That year, the organization invited medical personnel involved in the treatment or study of intersex—the friendly ones, at least. Among those was Eric Vilain, MD, PhD, the Co-Director of the UCLA Institite for Society and Genetics.
In response to a question, Dr. Vilain said that it might be possible to harvest immature spermatazoa from the gonads of a woman with Partial Androgen Insensitivity Syndrome and use those to fertilize human eggs. He suggested that only ethical considerations were keeping a clinic from doing so. Or, perhaps, a clinic had already done so quietly.
My publisher and I had recently finished editing my first novel, Confessions of a Teenage Hermaphrodite, so I was eager to start writing my next book.
Three long years passed before A Proper Young Lady became a reality.
A woman with the complete form of Androgen Insensitivity Syndrome might never discover that she has testes in her abdomen rather than ovaries and uterus.
Danièle knows, and she grieves that she can never have her own children. She has a partial form of AIS that left her with ambiguous genitals, a steady stream of doctors and psychologists, and parents determined to see her happy as a girl.

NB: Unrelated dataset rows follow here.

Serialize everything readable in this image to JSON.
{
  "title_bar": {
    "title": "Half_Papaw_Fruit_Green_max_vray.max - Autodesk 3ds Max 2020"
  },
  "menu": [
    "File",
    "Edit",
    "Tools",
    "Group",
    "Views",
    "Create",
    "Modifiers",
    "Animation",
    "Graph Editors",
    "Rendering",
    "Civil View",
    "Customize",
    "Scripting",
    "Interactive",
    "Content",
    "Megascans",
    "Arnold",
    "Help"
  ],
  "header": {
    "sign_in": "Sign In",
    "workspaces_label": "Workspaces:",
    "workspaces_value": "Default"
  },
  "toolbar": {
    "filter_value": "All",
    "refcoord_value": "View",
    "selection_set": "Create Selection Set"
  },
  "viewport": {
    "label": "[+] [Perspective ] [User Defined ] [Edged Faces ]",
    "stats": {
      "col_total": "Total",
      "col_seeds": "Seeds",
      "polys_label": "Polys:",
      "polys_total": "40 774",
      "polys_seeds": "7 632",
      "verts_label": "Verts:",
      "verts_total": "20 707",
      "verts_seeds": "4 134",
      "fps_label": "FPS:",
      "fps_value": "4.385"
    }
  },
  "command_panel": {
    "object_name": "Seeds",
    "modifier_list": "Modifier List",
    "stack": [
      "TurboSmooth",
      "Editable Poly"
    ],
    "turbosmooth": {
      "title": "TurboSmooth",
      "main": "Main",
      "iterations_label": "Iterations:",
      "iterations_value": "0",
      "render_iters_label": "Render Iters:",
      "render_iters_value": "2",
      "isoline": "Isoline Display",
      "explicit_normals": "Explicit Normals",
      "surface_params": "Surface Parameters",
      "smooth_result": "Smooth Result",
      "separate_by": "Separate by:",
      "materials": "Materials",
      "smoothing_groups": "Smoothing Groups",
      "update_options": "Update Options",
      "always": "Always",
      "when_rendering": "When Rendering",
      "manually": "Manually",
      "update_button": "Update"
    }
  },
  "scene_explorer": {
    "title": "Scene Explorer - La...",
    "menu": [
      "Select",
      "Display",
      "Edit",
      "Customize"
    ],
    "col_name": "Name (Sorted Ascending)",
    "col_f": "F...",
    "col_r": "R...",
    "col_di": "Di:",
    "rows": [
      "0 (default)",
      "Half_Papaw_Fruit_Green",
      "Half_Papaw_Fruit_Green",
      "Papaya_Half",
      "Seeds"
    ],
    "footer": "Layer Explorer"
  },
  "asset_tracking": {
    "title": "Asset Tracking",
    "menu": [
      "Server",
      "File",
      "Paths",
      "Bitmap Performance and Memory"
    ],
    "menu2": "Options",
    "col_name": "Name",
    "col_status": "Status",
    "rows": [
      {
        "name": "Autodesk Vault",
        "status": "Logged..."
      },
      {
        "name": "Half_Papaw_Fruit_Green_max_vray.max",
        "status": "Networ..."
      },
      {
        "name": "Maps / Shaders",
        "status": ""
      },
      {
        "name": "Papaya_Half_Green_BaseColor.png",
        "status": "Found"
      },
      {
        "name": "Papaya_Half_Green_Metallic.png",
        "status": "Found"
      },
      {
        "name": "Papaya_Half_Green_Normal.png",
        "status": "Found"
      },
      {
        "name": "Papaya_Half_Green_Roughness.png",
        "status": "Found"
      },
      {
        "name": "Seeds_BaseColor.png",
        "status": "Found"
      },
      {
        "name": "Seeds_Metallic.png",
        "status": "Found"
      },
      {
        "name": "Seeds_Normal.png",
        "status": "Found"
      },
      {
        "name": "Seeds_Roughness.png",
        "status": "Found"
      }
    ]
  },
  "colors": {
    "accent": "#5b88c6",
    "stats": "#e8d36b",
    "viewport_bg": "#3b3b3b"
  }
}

After Danièle’s best friend and childhood crush agrees to act as a surrogate for her, Danièle learns that the clinic can extract sperm from her own gonadal biopsies, so she becomes the biological father of Melanie’s baby herself.
Ethan adores the graceful young woman named Danièle, while Melanie imagines a life with the father of her children. Danièle? She’s happy with her intersex body—somewhere between princess and little boy. But in a black and white world, she must choose—once and for all—who she will be. And whom she will love.